Exercise goal: Copy the records below exactly, but leave out any picture they contain.
(Data for review)
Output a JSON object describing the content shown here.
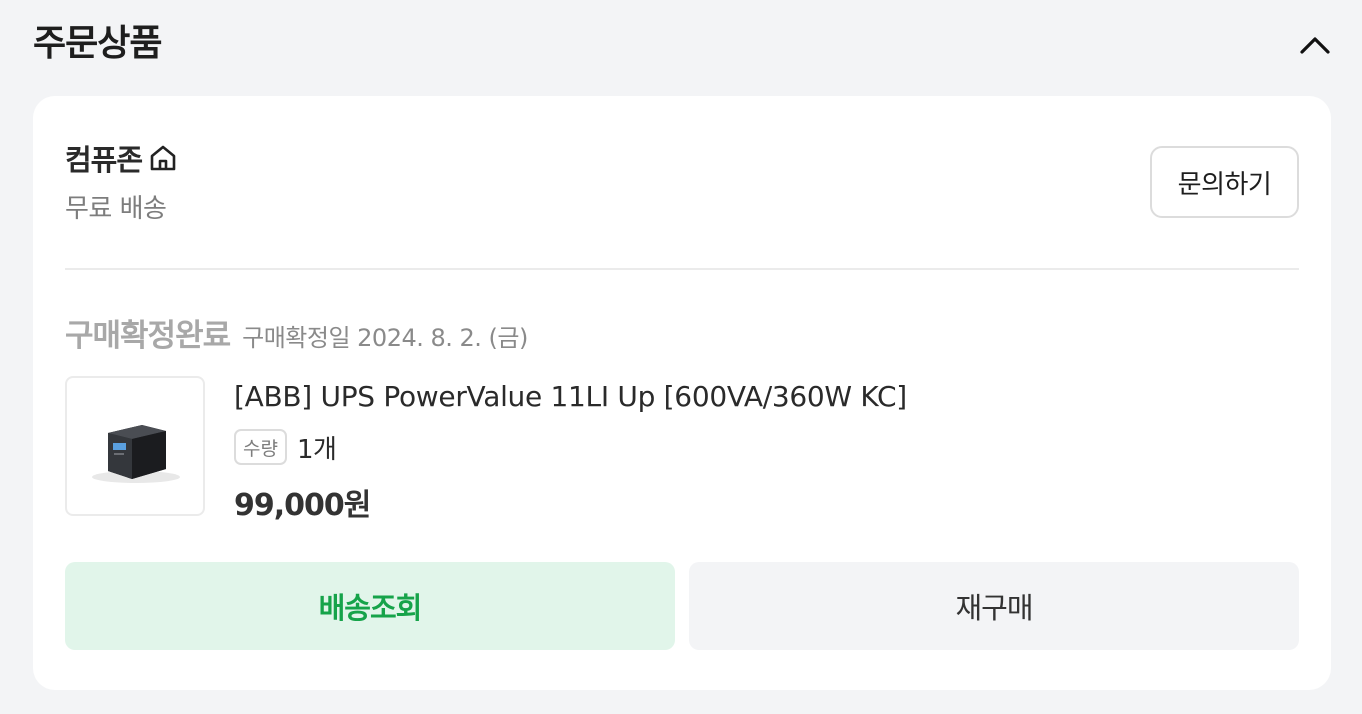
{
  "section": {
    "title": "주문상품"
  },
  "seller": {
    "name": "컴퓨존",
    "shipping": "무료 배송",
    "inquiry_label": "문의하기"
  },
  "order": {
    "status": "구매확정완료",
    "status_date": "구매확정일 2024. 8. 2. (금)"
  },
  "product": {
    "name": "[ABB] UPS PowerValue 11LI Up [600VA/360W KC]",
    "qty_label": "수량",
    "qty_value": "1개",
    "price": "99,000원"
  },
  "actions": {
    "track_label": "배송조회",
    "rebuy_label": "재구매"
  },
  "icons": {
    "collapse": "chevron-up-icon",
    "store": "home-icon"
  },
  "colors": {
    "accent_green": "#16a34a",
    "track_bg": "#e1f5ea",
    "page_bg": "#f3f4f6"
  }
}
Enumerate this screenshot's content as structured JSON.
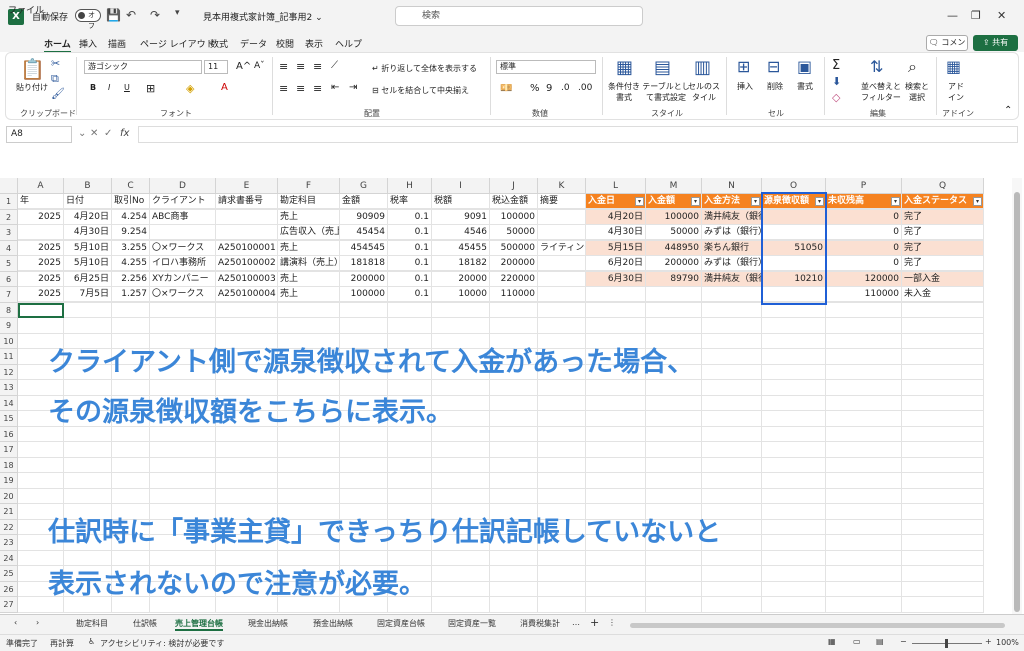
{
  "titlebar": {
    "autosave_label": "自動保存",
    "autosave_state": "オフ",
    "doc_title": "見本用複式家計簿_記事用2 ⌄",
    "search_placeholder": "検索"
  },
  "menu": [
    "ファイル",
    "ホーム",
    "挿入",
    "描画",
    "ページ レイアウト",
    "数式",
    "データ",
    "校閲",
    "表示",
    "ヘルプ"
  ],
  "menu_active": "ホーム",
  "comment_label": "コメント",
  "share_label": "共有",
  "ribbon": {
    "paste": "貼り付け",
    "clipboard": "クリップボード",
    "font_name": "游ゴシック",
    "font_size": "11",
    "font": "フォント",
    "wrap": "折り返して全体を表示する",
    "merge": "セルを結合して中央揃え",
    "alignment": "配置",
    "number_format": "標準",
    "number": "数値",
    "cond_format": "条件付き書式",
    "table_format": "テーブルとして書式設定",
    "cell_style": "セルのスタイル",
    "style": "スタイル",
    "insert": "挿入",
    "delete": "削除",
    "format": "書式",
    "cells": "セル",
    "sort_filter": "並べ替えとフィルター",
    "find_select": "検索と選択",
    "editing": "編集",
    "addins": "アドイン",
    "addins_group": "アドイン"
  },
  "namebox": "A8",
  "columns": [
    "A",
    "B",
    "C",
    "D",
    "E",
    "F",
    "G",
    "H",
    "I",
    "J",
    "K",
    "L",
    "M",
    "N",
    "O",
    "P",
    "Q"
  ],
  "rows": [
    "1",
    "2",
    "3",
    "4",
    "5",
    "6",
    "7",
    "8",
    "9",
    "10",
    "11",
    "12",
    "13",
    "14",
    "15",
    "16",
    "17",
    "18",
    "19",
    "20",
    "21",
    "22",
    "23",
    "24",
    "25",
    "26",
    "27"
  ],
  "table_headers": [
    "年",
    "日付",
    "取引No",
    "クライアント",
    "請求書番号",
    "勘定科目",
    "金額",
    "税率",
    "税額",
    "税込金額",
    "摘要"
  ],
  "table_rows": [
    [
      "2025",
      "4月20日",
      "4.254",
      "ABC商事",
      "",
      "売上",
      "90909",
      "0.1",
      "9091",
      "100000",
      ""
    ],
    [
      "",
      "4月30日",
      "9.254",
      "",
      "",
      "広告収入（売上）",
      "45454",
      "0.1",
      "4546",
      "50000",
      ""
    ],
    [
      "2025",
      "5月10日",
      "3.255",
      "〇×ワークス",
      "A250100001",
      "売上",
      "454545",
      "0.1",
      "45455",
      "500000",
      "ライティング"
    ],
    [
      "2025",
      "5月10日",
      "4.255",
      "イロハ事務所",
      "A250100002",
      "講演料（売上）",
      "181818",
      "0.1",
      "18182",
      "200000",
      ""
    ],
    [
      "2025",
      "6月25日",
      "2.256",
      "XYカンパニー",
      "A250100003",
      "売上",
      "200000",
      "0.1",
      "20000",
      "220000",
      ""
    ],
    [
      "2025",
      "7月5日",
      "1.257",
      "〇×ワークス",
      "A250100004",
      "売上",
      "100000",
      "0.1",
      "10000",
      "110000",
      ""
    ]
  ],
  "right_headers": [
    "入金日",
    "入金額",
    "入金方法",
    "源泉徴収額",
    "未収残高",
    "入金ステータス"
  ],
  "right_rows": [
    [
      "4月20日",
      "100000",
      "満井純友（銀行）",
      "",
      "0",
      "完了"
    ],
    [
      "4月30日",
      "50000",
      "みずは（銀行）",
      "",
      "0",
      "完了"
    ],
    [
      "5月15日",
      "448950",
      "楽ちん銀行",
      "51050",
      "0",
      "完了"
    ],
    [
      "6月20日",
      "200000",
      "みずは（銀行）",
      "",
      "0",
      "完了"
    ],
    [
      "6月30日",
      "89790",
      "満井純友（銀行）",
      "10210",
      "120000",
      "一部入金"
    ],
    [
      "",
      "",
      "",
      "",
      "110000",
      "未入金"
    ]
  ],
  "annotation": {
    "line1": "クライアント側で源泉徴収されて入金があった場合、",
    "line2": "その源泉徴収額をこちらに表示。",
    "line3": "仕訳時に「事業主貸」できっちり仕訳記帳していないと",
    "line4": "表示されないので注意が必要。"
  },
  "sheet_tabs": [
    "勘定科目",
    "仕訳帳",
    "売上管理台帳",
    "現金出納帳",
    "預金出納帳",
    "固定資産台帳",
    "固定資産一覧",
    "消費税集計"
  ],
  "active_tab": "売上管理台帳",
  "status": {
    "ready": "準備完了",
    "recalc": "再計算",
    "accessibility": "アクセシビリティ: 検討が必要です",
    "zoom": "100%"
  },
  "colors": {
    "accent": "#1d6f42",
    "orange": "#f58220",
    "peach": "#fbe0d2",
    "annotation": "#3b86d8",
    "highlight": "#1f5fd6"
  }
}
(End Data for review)
Answer to this problem:
Output a JSON object describing the content shown here.
{
  "section": {
    "title": "주문상품"
  },
  "seller": {
    "name": "컴퓨존",
    "shipping": "무료 배송",
    "inquiry_label": "문의하기"
  },
  "order": {
    "status": "구매확정완료",
    "status_date": "구매확정일 2024. 8. 2. (금)"
  },
  "product": {
    "name": "[ABB] UPS PowerValue 11LI Up [600VA/360W KC]",
    "qty_label": "수량",
    "qty_value": "1개",
    "price": "99,000원"
  },
  "actions": {
    "track_label": "배송조회",
    "rebuy_label": "재구매"
  },
  "icons": {
    "collapse": "chevron-up-icon",
    "store": "home-icon"
  },
  "colors": {
    "accent_green": "#16a34a",
    "track_bg": "#e1f5ea",
    "page_bg": "#f3f4f6"
  }
}
Enumerate this screenshot's content as structured JSON.
{
  "titlebar": {
    "autosave_label": "自動保存",
    "autosave_state": "オフ",
    "doc_title": "見本用複式家計簿_記事用2 ⌄",
    "search_placeholder": "検索"
  },
  "menu": [
    "ファイル",
    "ホーム",
    "挿入",
    "描画",
    "ページ レイアウト",
    "数式",
    "データ",
    "校閲",
    "表示",
    "ヘルプ"
  ],
  "menu_active": "ホーム",
  "comment_label": "コメント",
  "share_label": "共有",
  "ribbon": {
    "paste": "貼り付け",
    "clipboard": "クリップボード",
    "font_name": "游ゴシック",
    "font_size": "11",
    "font": "フォント",
    "wrap": "折り返して全体を表示する",
    "merge": "セルを結合して中央揃え",
    "alignment": "配置",
    "number_format": "標準",
    "number": "数値",
    "cond_format": "条件付き書式",
    "table_format": "テーブルとして書式設定",
    "cell_style": "セルのスタイル",
    "style": "スタイル",
    "insert": "挿入",
    "delete": "削除",
    "format": "書式",
    "cells": "セル",
    "sort_filter": "並べ替えとフィルター",
    "find_select": "検索と選択",
    "editing": "編集",
    "addins": "アドイン",
    "addins_group": "アドイン"
  },
  "namebox": "A8",
  "columns": [
    "A",
    "B",
    "C",
    "D",
    "E",
    "F",
    "G",
    "H",
    "I",
    "J",
    "K",
    "L",
    "M",
    "N",
    "O",
    "P",
    "Q"
  ],
  "rows": [
    "1",
    "2",
    "3",
    "4",
    "5",
    "6",
    "7",
    "8",
    "9",
    "10",
    "11",
    "12",
    "13",
    "14",
    "15",
    "16",
    "17",
    "18",
    "19",
    "20",
    "21",
    "22",
    "23",
    "24",
    "25",
    "26",
    "27"
  ],
  "table_headers": [
    "年",
    "日付",
    "取引No",
    "クライアント",
    "請求書番号",
    "勘定科目",
    "金額",
    "税率",
    "税額",
    "税込金額",
    "摘要"
  ],
  "table_rows": [
    [
      "2025",
      "4月20日",
      "4.254",
      "ABC商事",
      "",
      "売上",
      "90909",
      "0.1",
      "9091",
      "100000",
      ""
    ],
    [
      "",
      "4月30日",
      "9.254",
      "",
      "",
      "広告収入（売上）",
      "45454",
      "0.1",
      "4546",
      "50000",
      ""
    ],
    [
      "2025",
      "5月10日",
      "3.255",
      "〇×ワークス",
      "A250100001",
      "売上",
      "454545",
      "0.1",
      "45455",
      "500000",
      "ライティング"
    ],
    [
      "2025",
      "5月10日",
      "4.255",
      "イロハ事務所",
      "A250100002",
      "講演料（売上）",
      "181818",
      "0.1",
      "18182",
      "200000",
      ""
    ],
    [
      "2025",
      "6月25日",
      "2.256",
      "XYカンパニー",
      "A250100003",
      "売上",
      "200000",
      "0.1",
      "20000",
      "220000",
      ""
    ],
    [
      "2025",
      "7月5日",
      "1.257",
      "〇×ワークス",
      "A250100004",
      "売上",
      "100000",
      "0.1",
      "10000",
      "110000",
      ""
    ]
  ],
  "right_headers": [
    "入金日",
    "入金額",
    "入金方法",
    "源泉徴収額",
    "未収残高",
    "入金ステータス"
  ],
  "right_rows": [
    [
      "4月20日",
      "100000",
      "満井純友（銀行）",
      "",
      "0",
      "完了"
    ],
    [
      "4月30日",
      "50000",
      "みずは（銀行）",
      "",
      "0",
      "完了"
    ],
    [
      "5月15日",
      "448950",
      "楽ちん銀行",
      "51050",
      "0",
      "完了"
    ],
    [
      "6月20日",
      "200000",
      "みずは（銀行）",
      "",
      "0",
      "完了"
    ],
    [
      "6月30日",
      "89790",
      "満井純友（銀行）",
      "10210",
      "120000",
      "一部入金"
    ],
    [
      "",
      "",
      "",
      "",
      "110000",
      "未入金"
    ]
  ],
  "annotation": {
    "line1": "クライアント側で源泉徴収されて入金があった場合、",
    "line2": "その源泉徴収額をこちらに表示。",
    "line3": "仕訳時に「事業主貸」できっちり仕訳記帳していないと",
    "line4": "表示されないので注意が必要。"
  },
  "sheet_tabs": [
    "勘定科目",
    "仕訳帳",
    "売上管理台帳",
    "現金出納帳",
    "預金出納帳",
    "固定資産台帳",
    "固定資産一覧",
    "消費税集計"
  ],
  "active_tab": "売上管理台帳",
  "status": {
    "ready": "準備完了",
    "recalc": "再計算",
    "accessibility": "アクセシビリティ: 検討が必要です",
    "zoom": "100%"
  },
  "colors": {
    "accent": "#1d6f42",
    "orange": "#f58220",
    "peach": "#fbe0d2",
    "annotation": "#3b86d8",
    "highlight": "#1f5fd6"
  }
}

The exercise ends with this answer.